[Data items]
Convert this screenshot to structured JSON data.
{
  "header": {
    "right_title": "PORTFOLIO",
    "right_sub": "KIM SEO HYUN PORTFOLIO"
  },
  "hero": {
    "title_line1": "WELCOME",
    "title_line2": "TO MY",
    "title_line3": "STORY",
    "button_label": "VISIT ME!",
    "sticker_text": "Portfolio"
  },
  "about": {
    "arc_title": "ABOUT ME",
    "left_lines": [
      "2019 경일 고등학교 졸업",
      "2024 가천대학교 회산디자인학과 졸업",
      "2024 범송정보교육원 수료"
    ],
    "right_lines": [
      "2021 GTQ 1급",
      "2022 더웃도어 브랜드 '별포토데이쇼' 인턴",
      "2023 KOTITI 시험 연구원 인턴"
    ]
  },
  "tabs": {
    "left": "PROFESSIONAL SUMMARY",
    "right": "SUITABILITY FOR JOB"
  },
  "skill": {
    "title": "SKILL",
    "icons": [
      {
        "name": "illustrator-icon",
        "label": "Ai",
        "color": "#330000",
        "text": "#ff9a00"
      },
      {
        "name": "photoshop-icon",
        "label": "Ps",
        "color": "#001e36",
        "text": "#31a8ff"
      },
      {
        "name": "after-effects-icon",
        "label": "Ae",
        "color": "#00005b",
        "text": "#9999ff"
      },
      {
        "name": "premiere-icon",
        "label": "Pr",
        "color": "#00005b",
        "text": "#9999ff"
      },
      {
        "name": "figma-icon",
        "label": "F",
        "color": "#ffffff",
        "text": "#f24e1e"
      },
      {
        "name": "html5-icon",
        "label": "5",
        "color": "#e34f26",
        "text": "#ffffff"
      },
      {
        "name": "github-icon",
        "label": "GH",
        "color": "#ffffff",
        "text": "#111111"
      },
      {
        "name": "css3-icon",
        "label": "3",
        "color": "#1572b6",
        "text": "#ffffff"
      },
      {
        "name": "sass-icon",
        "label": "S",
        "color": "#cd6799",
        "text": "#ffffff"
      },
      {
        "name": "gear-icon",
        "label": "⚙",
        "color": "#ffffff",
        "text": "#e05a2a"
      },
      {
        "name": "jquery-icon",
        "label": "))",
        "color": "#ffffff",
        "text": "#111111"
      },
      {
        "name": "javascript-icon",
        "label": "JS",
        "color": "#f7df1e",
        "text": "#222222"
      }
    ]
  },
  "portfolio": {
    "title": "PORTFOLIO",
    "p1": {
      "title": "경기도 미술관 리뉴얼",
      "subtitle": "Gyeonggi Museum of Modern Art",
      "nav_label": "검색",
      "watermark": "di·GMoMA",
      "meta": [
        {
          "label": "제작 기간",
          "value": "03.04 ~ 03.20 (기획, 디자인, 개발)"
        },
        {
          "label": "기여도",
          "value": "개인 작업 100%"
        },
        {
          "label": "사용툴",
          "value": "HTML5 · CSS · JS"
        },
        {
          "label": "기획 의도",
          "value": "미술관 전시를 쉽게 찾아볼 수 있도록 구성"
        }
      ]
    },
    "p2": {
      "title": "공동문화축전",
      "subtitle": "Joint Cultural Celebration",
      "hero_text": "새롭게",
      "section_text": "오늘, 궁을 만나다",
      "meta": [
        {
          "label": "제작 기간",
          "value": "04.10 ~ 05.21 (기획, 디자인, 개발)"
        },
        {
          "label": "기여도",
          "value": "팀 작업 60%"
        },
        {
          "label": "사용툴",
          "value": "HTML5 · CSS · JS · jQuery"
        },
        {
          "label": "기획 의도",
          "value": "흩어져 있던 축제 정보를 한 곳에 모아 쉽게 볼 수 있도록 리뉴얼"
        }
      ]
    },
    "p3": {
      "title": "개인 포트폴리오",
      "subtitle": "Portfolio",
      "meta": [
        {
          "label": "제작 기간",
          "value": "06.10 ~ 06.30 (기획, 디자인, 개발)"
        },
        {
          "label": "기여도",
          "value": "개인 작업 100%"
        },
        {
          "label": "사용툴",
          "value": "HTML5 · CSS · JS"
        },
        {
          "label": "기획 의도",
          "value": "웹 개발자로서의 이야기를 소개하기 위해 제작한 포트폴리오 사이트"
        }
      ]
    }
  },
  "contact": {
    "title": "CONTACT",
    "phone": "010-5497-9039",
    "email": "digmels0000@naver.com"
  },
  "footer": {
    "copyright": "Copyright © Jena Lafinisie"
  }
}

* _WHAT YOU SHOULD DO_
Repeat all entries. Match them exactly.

* _SOLUTION TO THE PROBLEM_
Convert this screenshot to structured JSON data.
{
  "header": {
    "right_title": "PORTFOLIO",
    "right_sub": "KIM SEO HYUN PORTFOLIO"
  },
  "hero": {
    "title_line1": "WELCOME",
    "title_line2": "TO MY",
    "title_line3": "STORY",
    "button_label": "VISIT ME!",
    "sticker_text": "Portfolio"
  },
  "about": {
    "arc_title": "ABOUT ME",
    "left_lines": [
      "2019 경일 고등학교 졸업",
      "2024 가천대학교 회산디자인학과 졸업",
      "2024 범송정보교육원 수료"
    ],
    "right_lines": [
      "2021 GTQ 1급",
      "2022 더웃도어 브랜드 '별포토데이쇼' 인턴",
      "2023 KOTITI 시험 연구원 인턴"
    ]
  },
  "tabs": {
    "left": "PROFESSIONAL SUMMARY",
    "right": "SUITABILITY FOR JOB"
  },
  "skill": {
    "title": "SKILL",
    "icons": [
      {
        "name": "illustrator-icon",
        "label": "Ai",
        "color": "#330000",
        "text": "#ff9a00"
      },
      {
        "name": "photoshop-icon",
        "label": "Ps",
        "color": "#001e36",
        "text": "#31a8ff"
      },
      {
        "name": "after-effects-icon",
        "label": "Ae",
        "color": "#00005b",
        "text": "#9999ff"
      },
      {
        "name": "premiere-icon",
        "label": "Pr",
        "color": "#00005b",
        "text": "#9999ff"
      },
      {
        "name": "figma-icon",
        "label": "F",
        "color": "#ffffff",
        "text": "#f24e1e"
      },
      {
        "name": "html5-icon",
        "label": "5",
        "color": "#e34f26",
        "text": "#ffffff"
      },
      {
        "name": "github-icon",
        "label": "GH",
        "color": "#ffffff",
        "text": "#111111"
      },
      {
        "name": "css3-icon",
        "label": "3",
        "color": "#1572b6",
        "text": "#ffffff"
      },
      {
        "name": "sass-icon",
        "label": "S",
        "color": "#cd6799",
        "text": "#ffffff"
      },
      {
        "name": "gear-icon",
        "label": "⚙",
        "color": "#ffffff",
        "text": "#e05a2a"
      },
      {
        "name": "jquery-icon",
        "label": "))",
        "color": "#ffffff",
        "text": "#111111"
      },
      {
        "name": "javascript-icon",
        "label": "JS",
        "color": "#f7df1e",
        "text": "#222222"
      }
    ]
  },
  "portfolio": {
    "title": "PORTFOLIO",
    "p1": {
      "title": "경기도 미술관 리뉴얼",
      "subtitle": "Gyeonggi Museum of Modern Art",
      "nav_label": "검색",
      "watermark": "di·GMoMA",
      "meta": [
        {
          "label": "제작 기간",
          "value": "03.04 ~ 03.20 (기획, 디자인, 개발)"
        },
        {
          "label": "기여도",
          "value": "개인 작업 100%"
        },
        {
          "label": "사용툴",
          "value": "HTML5 · CSS · JS"
        },
        {
          "label": "기획 의도",
          "value": "미술관 전시를 쉽게 찾아볼 수 있도록 구성"
        }
      ]
    },
    "p2": {
      "title": "공동문화축전",
      "subtitle": "Joint Cultural Celebration",
      "hero_text": "새롭게",
      "section_text": "오늘, 궁을 만나다",
      "meta": [
        {
          "label": "제작 기간",
          "value": "04.10 ~ 05.21 (기획, 디자인, 개발)"
        },
        {
          "label": "기여도",
          "value": "팀 작업 60%"
        },
        {
          "label": "사용툴",
          "value": "HTML5 · CSS · JS · jQuery"
        },
        {
          "label": "기획 의도",
          "value": "흩어져 있던 축제 정보를 한 곳에 모아 쉽게 볼 수 있도록 리뉴얼"
        }
      ]
    },
    "p3": {
      "title": "개인 포트폴리오",
      "subtitle": "Portfolio",
      "meta": [
        {
          "label": "제작 기간",
          "value": "06.10 ~ 06.30 (기획, 디자인, 개발)"
        },
        {
          "label": "기여도",
          "value": "개인 작업 100%"
        },
        {
          "label": "사용툴",
          "value": "HTML5 · CSS · JS"
        },
        {
          "label": "기획 의도",
          "value": "웹 개발자로서의 이야기를 소개하기 위해 제작한 포트폴리오 사이트"
        }
      ]
    }
  },
  "contact": {
    "title": "CONTACT",
    "phone": "010-5497-9039",
    "email": "digmels0000@naver.com"
  },
  "footer": {
    "copyright": "Copyright © Jena Lafinisie"
  }
}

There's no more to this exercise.